Problem requirements
Go through the data and copy each line where the string "icon" appears.

(Data to process Opens)

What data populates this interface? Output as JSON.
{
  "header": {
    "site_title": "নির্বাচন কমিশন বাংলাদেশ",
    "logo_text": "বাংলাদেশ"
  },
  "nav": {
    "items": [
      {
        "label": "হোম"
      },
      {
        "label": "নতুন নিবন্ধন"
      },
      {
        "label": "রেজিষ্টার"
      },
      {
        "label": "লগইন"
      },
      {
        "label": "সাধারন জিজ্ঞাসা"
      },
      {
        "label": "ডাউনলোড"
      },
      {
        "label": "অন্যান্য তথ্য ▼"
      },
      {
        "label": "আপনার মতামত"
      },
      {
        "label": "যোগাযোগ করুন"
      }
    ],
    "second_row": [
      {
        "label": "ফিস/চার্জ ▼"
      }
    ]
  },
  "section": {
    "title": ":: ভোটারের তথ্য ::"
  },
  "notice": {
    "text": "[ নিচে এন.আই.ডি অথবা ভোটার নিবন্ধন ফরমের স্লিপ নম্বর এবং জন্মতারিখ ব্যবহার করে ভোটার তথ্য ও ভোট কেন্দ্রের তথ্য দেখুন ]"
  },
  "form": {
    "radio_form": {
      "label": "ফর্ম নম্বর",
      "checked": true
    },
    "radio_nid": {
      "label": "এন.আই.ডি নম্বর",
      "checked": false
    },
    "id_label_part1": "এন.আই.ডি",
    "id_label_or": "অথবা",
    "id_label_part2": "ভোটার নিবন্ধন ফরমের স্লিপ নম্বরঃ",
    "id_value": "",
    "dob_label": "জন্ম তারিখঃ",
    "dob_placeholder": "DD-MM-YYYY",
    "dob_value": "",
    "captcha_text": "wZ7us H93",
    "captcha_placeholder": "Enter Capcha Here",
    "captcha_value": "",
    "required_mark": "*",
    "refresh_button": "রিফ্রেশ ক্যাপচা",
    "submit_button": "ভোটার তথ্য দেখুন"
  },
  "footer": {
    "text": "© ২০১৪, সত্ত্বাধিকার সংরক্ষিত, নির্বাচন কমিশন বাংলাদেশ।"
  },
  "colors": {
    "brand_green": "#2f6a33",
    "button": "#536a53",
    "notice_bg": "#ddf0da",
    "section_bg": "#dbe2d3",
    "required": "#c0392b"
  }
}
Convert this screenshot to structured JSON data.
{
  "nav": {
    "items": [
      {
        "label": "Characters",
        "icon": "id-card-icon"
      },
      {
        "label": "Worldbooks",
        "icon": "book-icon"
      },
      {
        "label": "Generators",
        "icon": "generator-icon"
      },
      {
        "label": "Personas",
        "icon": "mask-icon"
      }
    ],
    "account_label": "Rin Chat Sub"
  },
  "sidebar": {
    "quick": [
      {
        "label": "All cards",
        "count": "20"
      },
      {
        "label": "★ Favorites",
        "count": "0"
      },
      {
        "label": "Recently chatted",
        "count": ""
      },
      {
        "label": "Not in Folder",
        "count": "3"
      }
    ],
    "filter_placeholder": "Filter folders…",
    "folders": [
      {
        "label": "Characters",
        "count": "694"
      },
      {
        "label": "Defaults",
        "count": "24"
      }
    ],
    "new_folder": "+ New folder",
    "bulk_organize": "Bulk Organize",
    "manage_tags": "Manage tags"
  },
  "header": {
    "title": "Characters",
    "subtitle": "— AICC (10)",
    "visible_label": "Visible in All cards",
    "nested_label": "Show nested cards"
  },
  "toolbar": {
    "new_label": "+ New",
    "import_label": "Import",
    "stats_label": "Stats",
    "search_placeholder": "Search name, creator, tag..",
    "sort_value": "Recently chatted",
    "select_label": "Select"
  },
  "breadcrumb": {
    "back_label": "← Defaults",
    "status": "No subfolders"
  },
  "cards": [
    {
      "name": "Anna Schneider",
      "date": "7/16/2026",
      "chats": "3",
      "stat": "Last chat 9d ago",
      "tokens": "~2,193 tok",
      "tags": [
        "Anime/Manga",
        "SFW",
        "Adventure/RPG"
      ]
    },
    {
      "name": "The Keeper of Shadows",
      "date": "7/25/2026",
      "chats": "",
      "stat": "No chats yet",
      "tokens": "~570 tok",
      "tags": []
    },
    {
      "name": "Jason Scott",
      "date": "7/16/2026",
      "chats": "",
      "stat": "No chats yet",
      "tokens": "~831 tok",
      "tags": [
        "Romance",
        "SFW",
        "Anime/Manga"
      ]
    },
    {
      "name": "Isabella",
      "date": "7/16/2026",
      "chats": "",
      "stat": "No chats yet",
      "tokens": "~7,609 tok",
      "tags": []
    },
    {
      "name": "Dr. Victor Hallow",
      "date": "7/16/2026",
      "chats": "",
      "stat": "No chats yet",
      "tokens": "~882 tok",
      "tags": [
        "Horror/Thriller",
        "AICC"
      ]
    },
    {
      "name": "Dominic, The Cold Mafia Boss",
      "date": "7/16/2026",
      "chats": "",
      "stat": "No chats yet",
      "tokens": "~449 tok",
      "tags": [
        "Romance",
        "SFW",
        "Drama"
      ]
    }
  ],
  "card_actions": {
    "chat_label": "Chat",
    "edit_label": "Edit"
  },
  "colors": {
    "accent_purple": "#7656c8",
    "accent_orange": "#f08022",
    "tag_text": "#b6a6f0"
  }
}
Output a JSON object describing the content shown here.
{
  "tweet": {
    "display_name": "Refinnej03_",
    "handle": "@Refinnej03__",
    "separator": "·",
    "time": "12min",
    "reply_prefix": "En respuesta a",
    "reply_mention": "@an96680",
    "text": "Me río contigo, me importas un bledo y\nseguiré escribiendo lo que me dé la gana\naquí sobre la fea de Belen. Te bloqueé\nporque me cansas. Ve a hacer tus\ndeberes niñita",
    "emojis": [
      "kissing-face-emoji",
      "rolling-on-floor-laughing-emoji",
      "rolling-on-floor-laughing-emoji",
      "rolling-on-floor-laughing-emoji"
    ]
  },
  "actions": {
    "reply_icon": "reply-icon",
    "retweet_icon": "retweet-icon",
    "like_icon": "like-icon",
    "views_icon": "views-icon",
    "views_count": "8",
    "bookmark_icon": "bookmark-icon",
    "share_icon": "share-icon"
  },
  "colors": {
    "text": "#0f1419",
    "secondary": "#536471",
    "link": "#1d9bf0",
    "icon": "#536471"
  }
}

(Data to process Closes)

Response area
        "icon": "id-card-icon"
        "icon": "book-icon"
        "icon": "generator-icon"
        "icon": "mask-icon"
    "reply_icon": "reply-icon",
    "retweet_icon": "retweet-icon",
    "like_icon": "like-icon",
    "views_icon": "views-icon",
    "bookmark_icon": "bookmark-icon",
    "share_icon": "share-icon"
    "icon": "#536471"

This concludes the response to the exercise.